If you go DIY, you will be limited to mechanical end fittings unless you hire a rigger to swage your end fittings. The Rigging Company gears much of its sales to DIY sailors and is beginning an e-commerce site to cater specifically to handy individuals. But Cockerill says it quickly becomes evident whether an owner feels comfortable enough to do the work. “You should be mechanically inclined,” he says, “and the way to find that out is if I start talking all this technical jargon and you decide whether you’re suited to handle that at all.”
Additionally, a DIY sailor needs to do plenty of research, particularly when it comes to wire quality, which is something professional rigging companies watch like hawks. Although anyone can walk into a local chandlery and buy wire, that doesn’t mean the wire is of the highest quality. Marine-suitable stainless wire is called 316 grade, but even that doesn’t mean you’re necessarily getting high-quality wire. Much depends on where it is manufactured; Herman and other riggers say the best wire today is coming from South Korea through a manufacturer called KOS, making wire to military specifications. It’s imported and sold through distributors like Alps Wire Rope.
“We only sell guaranteed-content, guaranteed-process wire,” Herman says. “There are other wires out there that are cheaper, but they’re not guaranteed.”
As for sources of wire and fittings, there are many, including major chandleries and vendors, like West Marine and Defender, as well as some private riggers, like Annapolis Rigging and the Rigging Company, which will work with you to define what you need and help you source parts and materials.
One thing all the riggers I spoke with expressed emphatically was that stainless steel needs oxygen to create a fine film of oxidation that protects the metal. The fastest route to crevice corrosion is to cover the metal with plastic or leather turnbuckle covers or to coat the fittings in tape. Enough tape to cover a cotter pin suffices; otherwise, leave the metal open to the air. Likewise, if you are re-rigging your boat, use the opportunity to check your chainplates (easily the subject of another article entirely), since that’s one of the most common points of rigging failure.

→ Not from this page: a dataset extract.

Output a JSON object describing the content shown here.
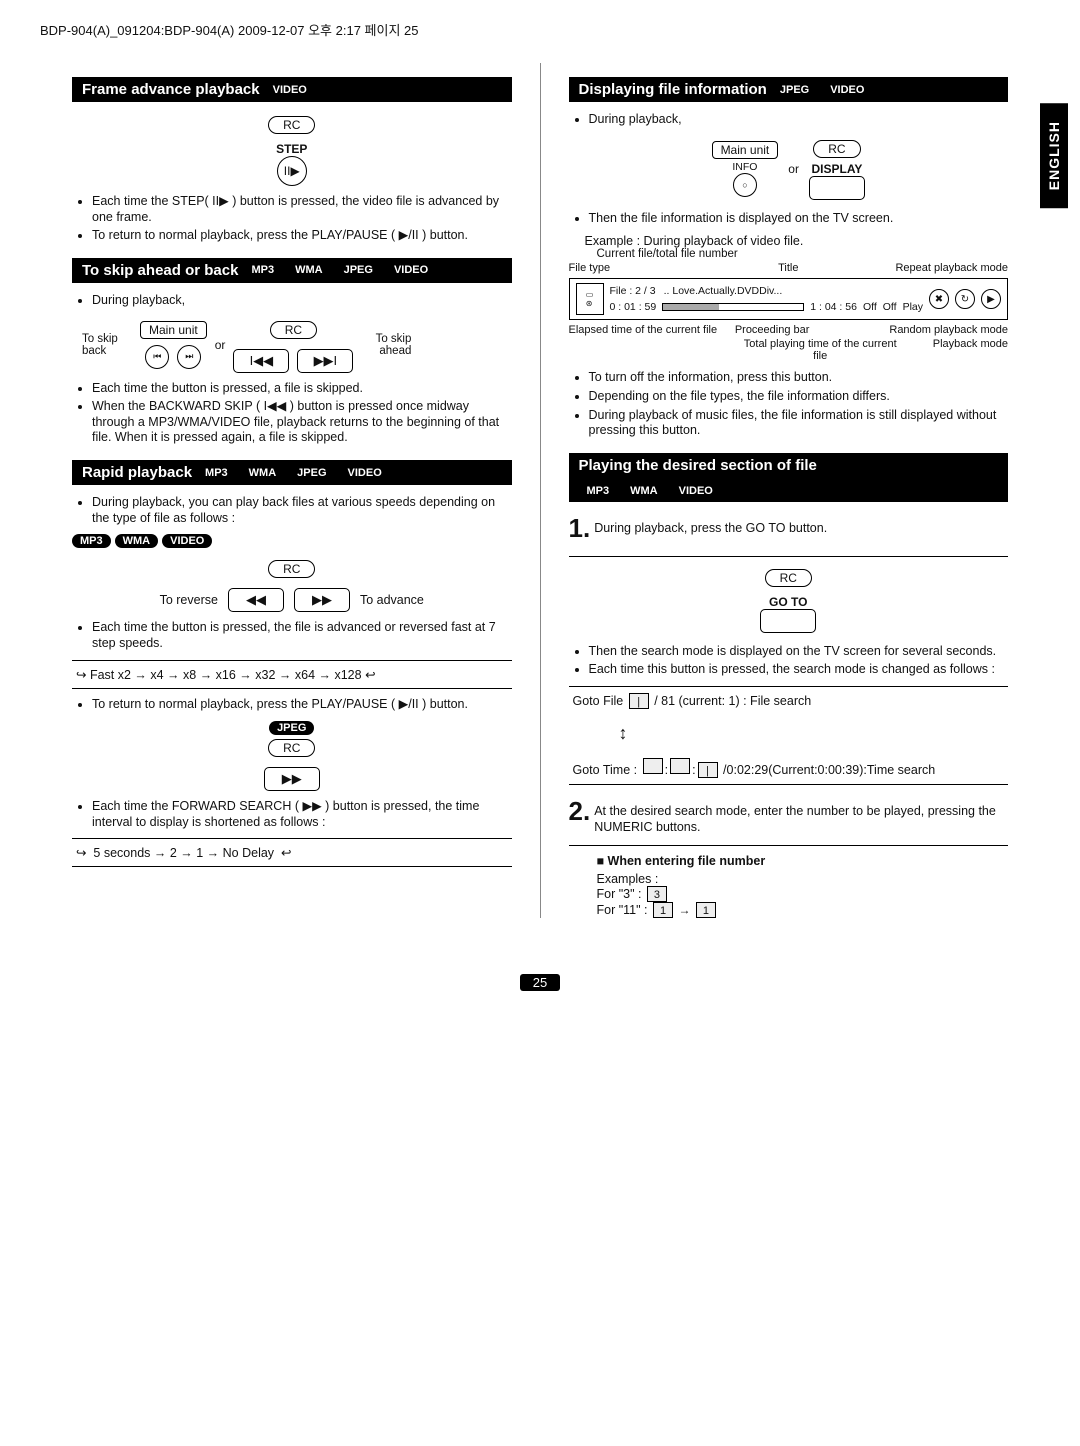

Another factor in your DIY decision-making process is simple: peace of mind. “Most of my clients say to me without any prompting, ‘This is one area I feel it should be done by a professional,’’’ Madden says. “You’re out there offshore and there’s a squall coming and you start worrying about the craziest of things, and you don’t want to have any unknowns.” That’s especially true of the system that keeps the mast and sails up.
Wendy Mitman Clarke is currently between passages. She’s the director of media relations at Washington College in Chestertown, Maryland, and she and her family continue to pine and plan for the day they can return to the cruising life.